The required answer is every line of the data containing the word "offers".

[DATA FOR REVIEW]

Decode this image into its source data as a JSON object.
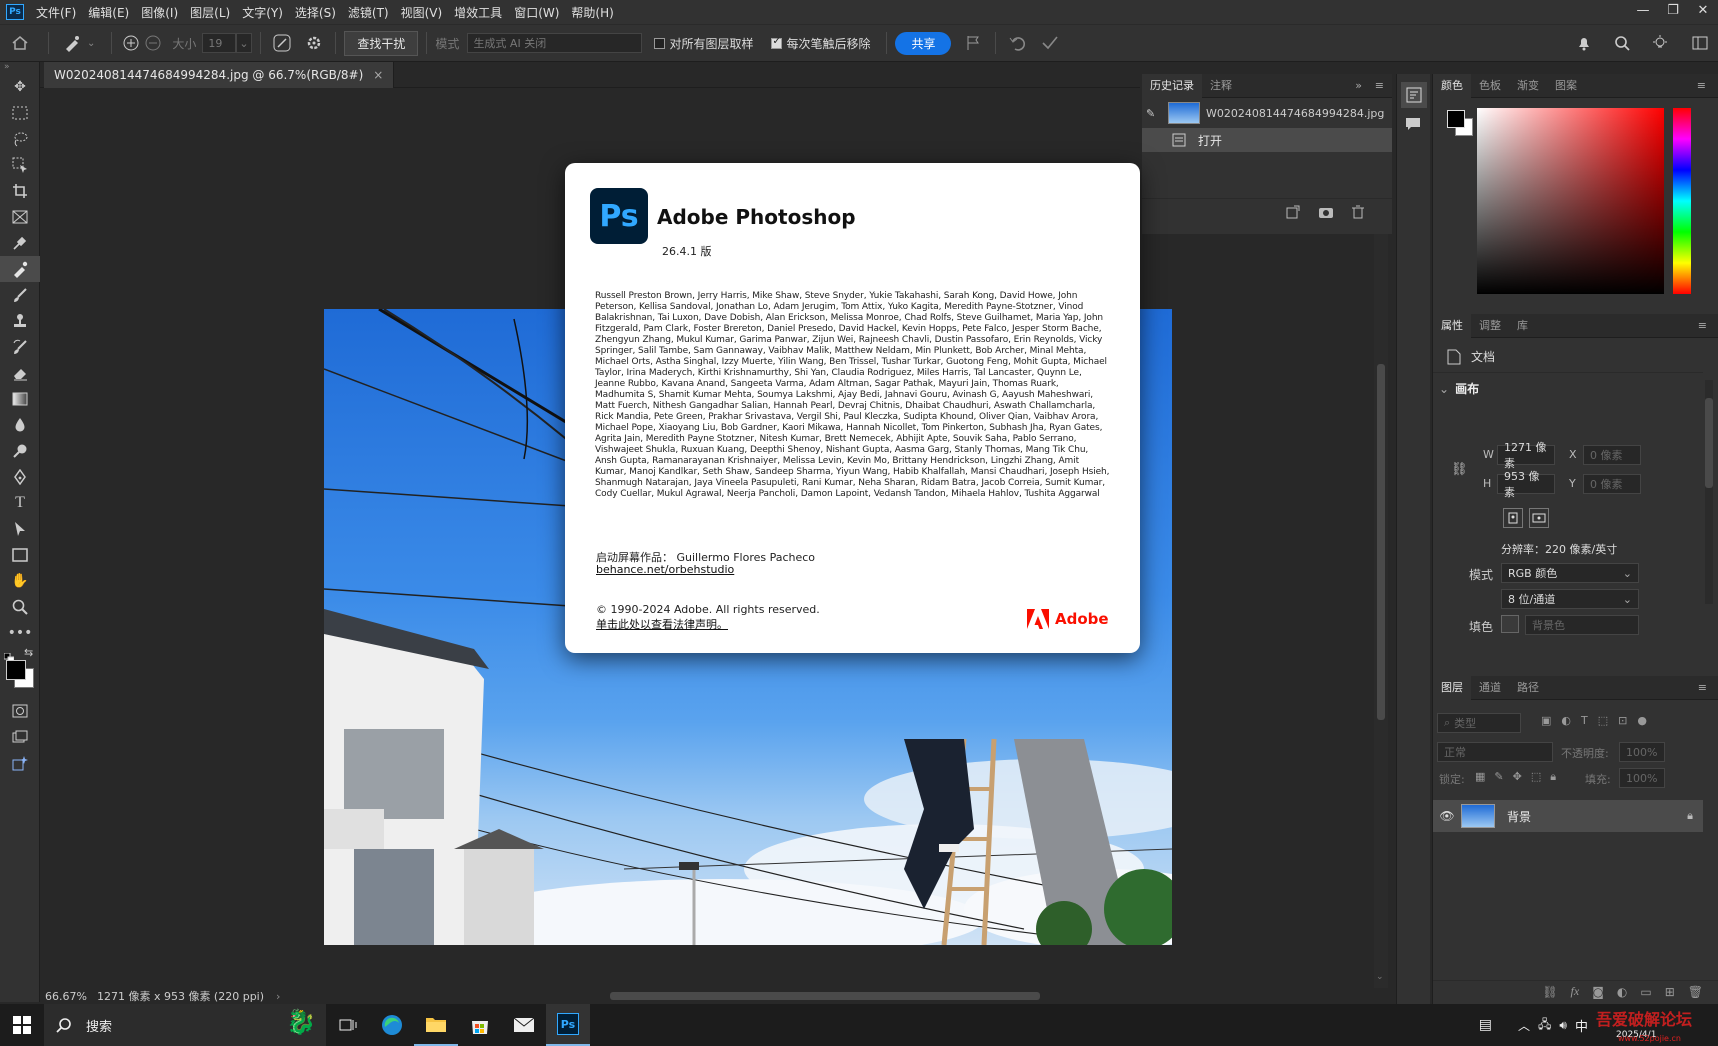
{
  "app": {
    "logo": "Ps"
  },
  "menu": [
    "文件(F)",
    "编辑(E)",
    "图像(I)",
    "图层(L)",
    "文字(Y)",
    "选择(S)",
    "滤镜(T)",
    "视图(V)",
    "增效工具",
    "窗口(W)",
    "帮助(H)"
  ],
  "window_controls": {
    "minimize": "—",
    "restore": "❐",
    "close": "✕"
  },
  "options_bar": {
    "size_label": "大小",
    "size_value": "19",
    "find_distract": "查找干扰",
    "mode_label": "模式",
    "mode_value": "生成式 AI 关闭",
    "sample_all_layers": "对所有图层取样",
    "remove_after_stroke": "每次笔触后移除",
    "share": "共享"
  },
  "document_tab": {
    "title": "W020240814474684994284.jpg @ 66.7%(RGB/8#)",
    "close": "×"
  },
  "status": {
    "zoom": "66.67%",
    "info": "1271 像素 x 953 像素 (220 ppi)",
    "arrow": "›"
  },
  "history_panel": {
    "tabs": [
      "历史记录",
      "注释"
    ],
    "snapshot_name": "W020240814474684994284.jpg",
    "steps": [
      "打开"
    ]
  },
  "color_panel": {
    "tabs": [
      "颜色",
      "色板",
      "渐变",
      "图案"
    ]
  },
  "properties_panel": {
    "tabs": [
      "属性",
      "调整",
      "库"
    ],
    "doc_label": "文档",
    "canvas_label": "画布",
    "w_label": "W",
    "w_value": "1271 像素",
    "h_label": "H",
    "h_value": "953 像素",
    "x_label": "X",
    "x_placeholder": "0 像素",
    "y_label": "Y",
    "y_placeholder": "0 像素",
    "resolution": "分辨率：220 像素/英寸",
    "mode_label": "模式",
    "mode_value": "RGB 颜色",
    "depth_value": "8 位/通道",
    "fill_label": "填色",
    "fill_value": "背景色"
  },
  "layers_panel": {
    "tabs": [
      "图层",
      "通道",
      "路径"
    ],
    "filter_placeholder": "类型",
    "blend_mode": "正常",
    "opacity_label": "不透明度:",
    "opacity_value": "100%",
    "lock_label": "锁定:",
    "fill_label": "填充:",
    "fill_value": "100%",
    "layer_name": "背景"
  },
  "about_dialog": {
    "logo": "Ps",
    "title": "Adobe Photoshop",
    "version": "26.4.1 版",
    "credits": "Russell Preston Brown, Jerry Harris, Mike Shaw, Steve Snyder, Yukie Takahashi, Sarah Kong, David Howe, John Peterson, Kellisa Sandoval, Jonathan Lo, Adam Jerugim, Tom Attix, Yuko Kagita, Meredith Payne-Stotzner, Vinod Balakrishnan, Tai Luxon, Dave Dobish, Alan Erickson, Melissa Monroe, Chad Rolfs, Steve Guilhamet, Maria Yap, John Fitzgerald, Pam Clark, Foster Brereton, Daniel Presedo, David Hackel, Kevin Hopps, Pete Falco, Jesper Storm Bache, Zhengyun Zhang, Mukul Kumar, Garima Panwar, Zijun Wei, Rajneesh Chavli, Dustin Passofaro, Erin Reynolds, Vicky Springer, Salil Tambe, Sam Gannaway, Vaibhav Malik, Matthew Neldam, Min Plunkett, Bob Archer, Minal Mehta, Michael Orts, Astha Singhal, Izzy Muerte, Yilin Wang, Ben Trissel, Tushar Turkar, Guotong Feng, Mohit Gupta, Michael Taylor, Irina Maderych, Kirthi Krishnamurthy, Shi Yan, Claudia Rodriguez, Miles Harris, Tal Lancaster, Quynn Le, Jeanne Rubbo, Kavana Anand, Sangeeta Varma, Adam Altman, Sagar Pathak, Mayuri Jain, Thomas Ruark, Madhumita S, Shamit Kumar Mehta, Soumya Lakshmi, Ajay Bedi, Jahnavi Gouru, Avinash G, Aayush Maheshwari, Matt Fuerch, Nithesh Gangadhar Salian, Hannah Pearl, Devraj Chitnis, Dhaibat Chaudhuri, Aswath Challamcharla, Rick Mandia, Pete Green, Prakhar Srivastava, Vergil Shi, Paul Kleczka, Sudipta Khound, Oliver Qian, Vaibhav Arora, Michael Pope, Xiaoyang Liu, Bob Gardner, Kaori Mikawa, Hannah Nicollet, Tom Pinkerton, Subhash Jha, Ryan Gates, Agrita Jain, Meredith Payne Stotzner, Nitesh Kumar, Brett Nemecek, Abhijit Apte, Souvik Saha, Pablo Serrano, Vishwajeet Shukla, Ruxuan Kuang, Deepthi Shenoy, Nishant Gupta, Aasma Garg, Stanly Thomas, Mang Tik Chu, Ansh Gupta, Ramanarayanan Krishnaiyer, Melissa Levin, Kevin Mo, Brittany Hendrickson, Lingzhi Zhang, Amit Kumar, Manoj Kandlkar, Seth Shaw, Sandeep Sharma, Yiyun Wang, Habib Khalfallah, Mansi Chaudhari, Joseph Hsieh, Shanmugh Natarajan, Jaya Vineela Pasupuleti, Rani Kumar, Neha Sharan, Ridam Batra, Jacob Correia, Sumit Kumar, Cody Cuellar, Mukul Agrawal, Neerja Pancholi, Damon Lapoint, Vedansh Tandon, Mihaela Hahlov, Tushita Aggarwal",
    "splash_label": "启动屏幕作品：",
    "splash_artist": "Guillermo Flores Pacheco",
    "splash_link": "behance.net/orbehstudio",
    "copyright": "© 1990-2024 Adobe. All rights reserved.",
    "legal_link": "单击此处以查看法律声明。",
    "adobe_word": "Adobe"
  },
  "taskbar": {
    "search": "搜索",
    "ime": "中",
    "date": "2025/4/1",
    "watermark": "吾爱破解论坛",
    "watermark_url": "www.52pojie.cn"
  }
}
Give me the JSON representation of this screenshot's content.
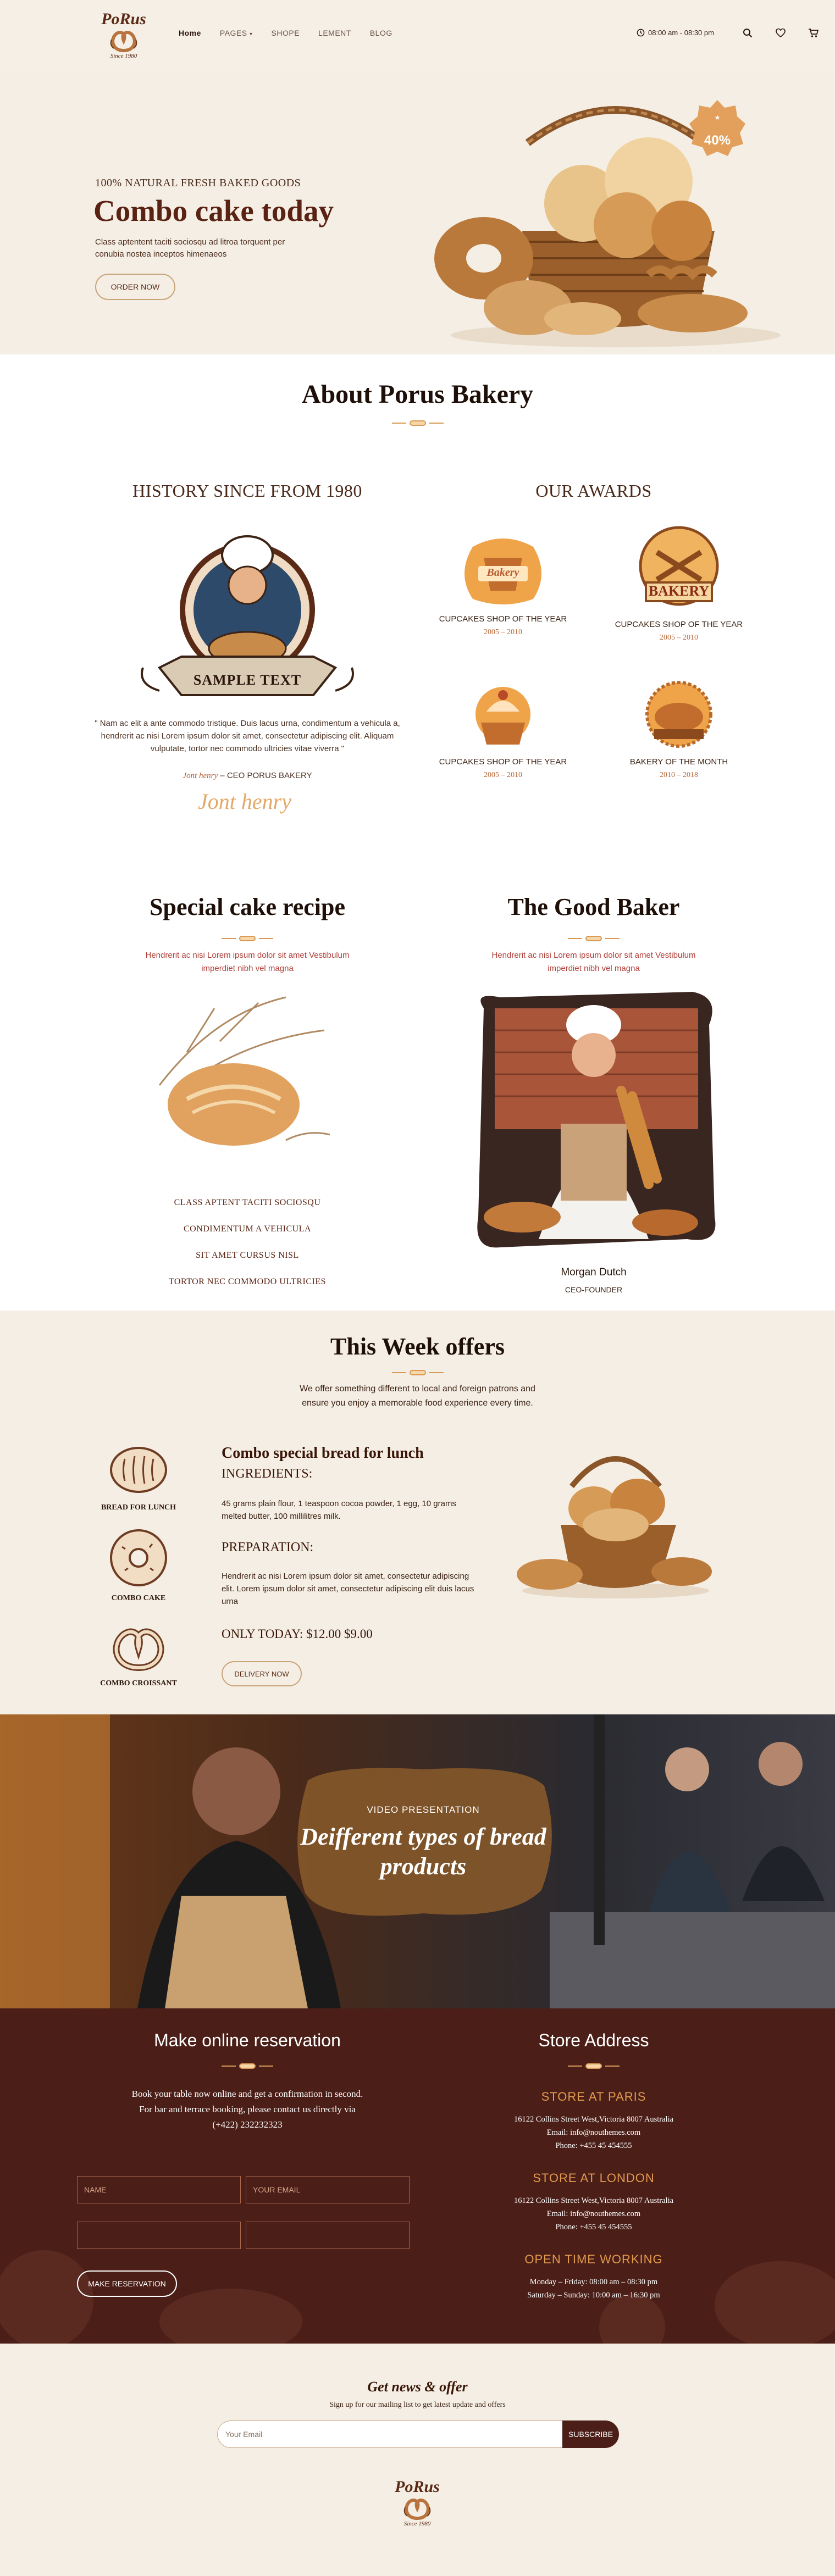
{
  "header": {
    "logo": {
      "brand": "PoRus",
      "since": "Since 1980"
    },
    "nav": [
      "Home",
      "PAGES",
      "SHOPE",
      "LEMENT",
      "BLOG"
    ],
    "hours": "08:00 am - 08:30 pm",
    "icons": [
      "search-icon",
      "heart-icon",
      "cart-icon"
    ]
  },
  "hero": {
    "eyebrow": "100% NATURAL FRESH BAKED GOODS",
    "title": "Combo cake today",
    "text": "Class aptentent taciti sociosqu ad litroa torquent per conubia nostea inceptos himenaeos",
    "button": "ORDER NOW",
    "badge": "40%"
  },
  "about": {
    "title": "About Porus Bakery",
    "history_title": "HISTORY SINCE FROM 1980",
    "emblem_text": "SAMPLE TEXT",
    "quote": "\" Nam ac elit a ante commodo tristique. Duis lacus urna, condimentum a vehicula a, hendrerit ac nisi Lorem ipsum dolor sit amet, consectetur adipiscing elit. Aliquam vulputate, tortor nec commodo ultricies vitae viverra \"",
    "author": "Jont henry",
    "author_role": " – CEO PORUS BAKERY",
    "signature": "Jont henry",
    "awards_title": "OUR AWARDS",
    "awards": [
      {
        "name": "CUPCAKES SHOP OF THE YEAR",
        "years": "2005 – 2010",
        "badge": "Bakery"
      },
      {
        "name": "CUPCAKES SHOP OF THE YEAR",
        "years": "2005 – 2010",
        "badge": "BAKERY"
      },
      {
        "name": "CUPCAKES SHOP OF THE YEAR",
        "years": "2005 – 2010",
        "badge": ""
      },
      {
        "name": "BAKERY OF THE MONTH",
        "years": "2010 – 2018",
        "badge": ""
      }
    ]
  },
  "recipe": {
    "title": "Special cake recipe",
    "text": "Hendrerit ac nisi Lorem ipsum dolor sit amet Vestibulum imperdiet nibh vel magna",
    "list": [
      "CLASS APTENT TACITI SOCIOSQU",
      "CONDIMENTUM A VEHICULA",
      "SIT AMET CURSUS NISL",
      "TORTOR NEC COMMODO ULTRICIES"
    ]
  },
  "baker": {
    "title": "The Good Baker",
    "text": "Hendrerit ac nisi Lorem ipsum dolor sit amet Vestibulum imperdiet nibh vel magna",
    "name": "Morgan Dutch",
    "role": "CEO-FOUNDER"
  },
  "offers": {
    "title": "This Week offers",
    "text": "We offer something different to local and foreign patrons and ensure you enjoy a memorable food experience every time.",
    "items": [
      "BREAD FOR LUNCH",
      "COMBO CAKE",
      "COMBO CROISSANT"
    ],
    "heading": "Combo special bread for lunch",
    "ingredients_label": "INGREDIENTS:",
    "ingredients": "45 grams plain flour, 1 teaspoon cocoa powder, 1 egg, 10 grams melted butter, 100 millilitres milk.",
    "preparation_label": "PREPARATION:",
    "preparation": "Hendrerit ac nisi Lorem ipsum dolor sit amet, consectetur adipiscing elit. Lorem ipsum dolor sit amet, consectetur adipiscing elit duis lacus urna",
    "price": "ONLY TODAY: $12.00 $9.00",
    "button": "DELIVERY NOW"
  },
  "video": {
    "eyebrow": "VIDEO PRESENTATION",
    "title": "Deifferent types of bread products"
  },
  "reservation": {
    "title": "Make online reservation",
    "text": "Book your table now online and get a confirmation in second. For bar and terrace booking, please contact us directly via (+422) 232232323",
    "name_placeholder": "NAME",
    "email_placeholder": "YOUR EMAIL",
    "button": "MAKE RESERVATION"
  },
  "stores": {
    "title": "Store Address",
    "locations": [
      {
        "name": "STORE AT PARIS",
        "address": "16122 Collins Street West,Victoria 8007 Australia",
        "email": "Email: info@nouthemes.com",
        "phone": "Phone: +455 45 454555"
      },
      {
        "name": "STORE AT LONDON",
        "address": "16122 Collins Street West,Victoria 8007 Australia",
        "email": "Email: info@nouthemes.com",
        "phone": "Phone: +455 45 454555"
      }
    ],
    "hours_title": "OPEN TIME WORKING",
    "hours": [
      "Monday – Friday: 08:00 am – 08:30 pm",
      "Saturday – Sunday: 10:00 am – 16:30 pm"
    ]
  },
  "newsletter": {
    "title": "Get news & offer",
    "text": "Sign up for our mailing list to get latest update and offers",
    "placeholder": "Your Email",
    "button": "SUBSCRIBE"
  },
  "colors": {
    "brown": "#4b1f18",
    "cream": "#f5eee4",
    "accent": "#e29a4e"
  }
}
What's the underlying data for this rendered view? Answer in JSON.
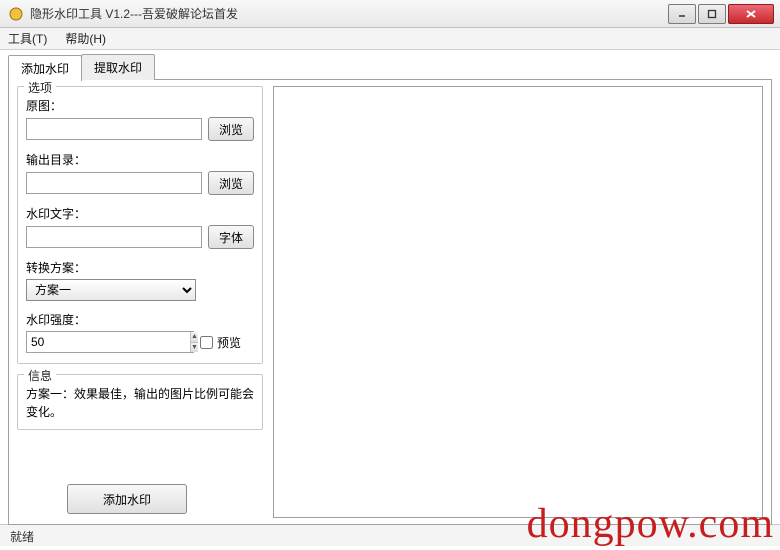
{
  "window": {
    "title": "隐形水印工具 V1.2---吾爱破解论坛首发"
  },
  "menu": {
    "tools": "工具(T)",
    "help": "帮助(H)"
  },
  "tabs": {
    "add": "添加水印",
    "extract": "提取水印"
  },
  "options": {
    "group_title": "选项",
    "source_label": "原图：",
    "source_value": "",
    "browse1": "浏览",
    "output_label": "输出目录：",
    "output_value": "",
    "browse2": "浏览",
    "text_label": "水印文字：",
    "text_value": "",
    "font_btn": "字体",
    "scheme_label": "转换方案：",
    "scheme_value": "方案一",
    "strength_label": "水印强度：",
    "strength_value": "50",
    "preview_chk": "预览"
  },
  "info": {
    "group_title": "信息",
    "text": "方案一：效果最佳，输出的图片比例可能会变化。"
  },
  "actions": {
    "add_watermark": "添加水印"
  },
  "status": {
    "text": "就绪"
  },
  "overlay": {
    "text": "dongpow.com"
  }
}
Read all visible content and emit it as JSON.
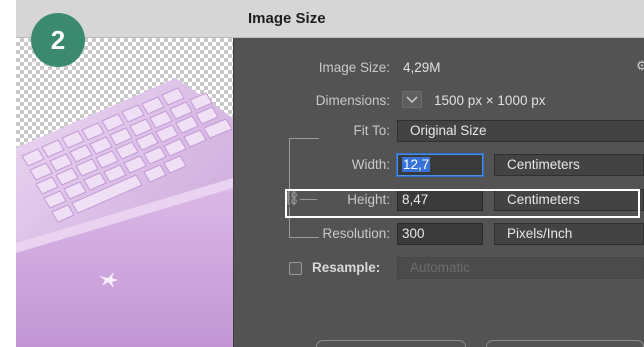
{
  "step_badge": "2",
  "dialog": {
    "title": "Image Size"
  },
  "image_size": {
    "label": "Image Size:",
    "value": "4,29M"
  },
  "dimensions": {
    "label": "Dimensions:",
    "value": "1500 px  ×  1000 px"
  },
  "fit_to": {
    "label": "Fit To:",
    "value": "Original Size"
  },
  "width": {
    "label": "Width:",
    "value": "12,7",
    "unit": "Centimeters"
  },
  "height": {
    "label": "Height:",
    "value": "8,47",
    "unit": "Centimeters"
  },
  "resolution": {
    "label": "Resolution:",
    "value": "300",
    "unit": "Pixels/Inch"
  },
  "resample": {
    "label": "Resample:",
    "value": "Automatic",
    "checked": false
  },
  "colors": {
    "badge": "#3b8a6f",
    "dialog_bg": "#535353",
    "keyboard": "#d9b8e6",
    "selection": "#3874d8",
    "highlight": "#ffffff"
  },
  "icons": {
    "chain": "link-icon",
    "gear": "gear-icon",
    "chevron": "chevron-down-icon",
    "logo": "razer-logo-icon"
  }
}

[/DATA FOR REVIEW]

RESULT:
  "offers": {
    "title": "This Week offers",
    "text": "Sign up for our mailing list to get latest update and offers",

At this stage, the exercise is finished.